SED goes ahead with schemes for 16-18s
- The Scottish Education Department is going ahead with four schemes to boost educational opportunities for 16-18s, despite the Government not having published conclusive proposals following public comments to consultation that began in October 1979. They include post-16 courses for pupils of low ability who would benefit from a vocational emphasis, and closer co-operation between schools and FE colleges.
Maths should relate to life, says report
- Maths in schools should be more related to real-life situations, says the first report from the Education for the Industrial Society project, based on research by Miss Eleanor Howie, a maths teacher at Breadalbane Academy, Aberfeldy. In interviews with employers, common sense and ability to communicate were among qualities looked for in recruits.
Teachers told how to sell their skills
- At Strathclyde University, newly-qualified teachers listened to guidance about selling their skills to other markets if they were unable to get a job in schools. The conference took place after the General Teaching Council announced there would be only 87 jobs for 703 newly-qualified primary teachers and 991 posts for 1,684 secondary applicants.
Nationalist protesters await trial
- The school year in Estonia, the least populous and third-smallest of the 15 Soviet Union republics, is getting off to a gloomy start. About 10 senior pupils await trial for their part in nationalist unrest last autumn, and four or five are already serving sentences in labour camps. Three Haapsalu High pupils, long detained in Tallin jail, have been indicted for "malicious hooliganism", with a maximum five-year sentence.
Blacks invited to move in
- Residents of a mostly white neighbourhood in Denver, Colorado, are advertising in newspapers to persuade black families to move into their area.
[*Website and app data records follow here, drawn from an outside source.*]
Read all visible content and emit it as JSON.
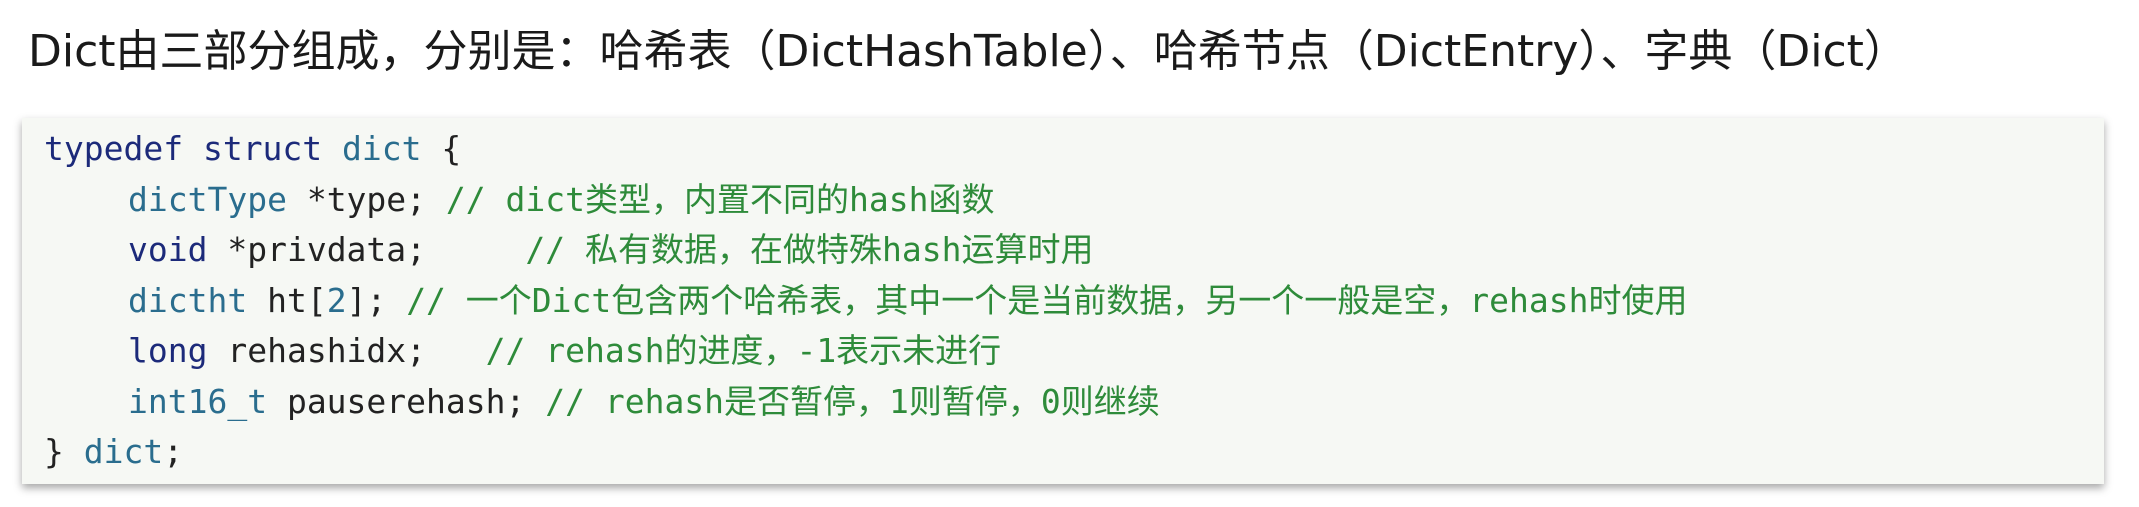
{
  "heading": "Dict由三部分组成，分别是：哈希表（DictHashTable）、哈希节点（DictEntry）、字典（Dict）",
  "code": {
    "line1": {
      "kw_typedef": "typedef",
      "kw_struct": "struct",
      "name": "dict",
      "brace": " {"
    },
    "line2": {
      "type": "dictType",
      "rest": " *type; ",
      "comment": "// dict类型，内置不同的hash函数"
    },
    "line3": {
      "type": "void",
      "rest": " *privdata;     ",
      "comment": "// 私有数据，在做特殊hash运算时用"
    },
    "line4": {
      "type": "dictht",
      "rest1": " ht[",
      "num": "2",
      "rest2": "]; ",
      "comment": "// 一个Dict包含两个哈希表，其中一个是当前数据，另一个一般是空，rehash时使用"
    },
    "line5": {
      "type": "long",
      "rest": " rehashidx;   ",
      "comment": "// rehash的进度，-1表示未进行"
    },
    "line6": {
      "type": "int16_t",
      "rest": " pauserehash; ",
      "comment": "// rehash是否暂停，1则暂停，0则继续"
    },
    "line7": {
      "close": "} ",
      "name": "dict",
      "semi": ";"
    }
  }
}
They want to achieve peaceful integration in order to avoid compulsory school desegregation and the resulting school bussing designed to attain an acceptable racial balance in schools.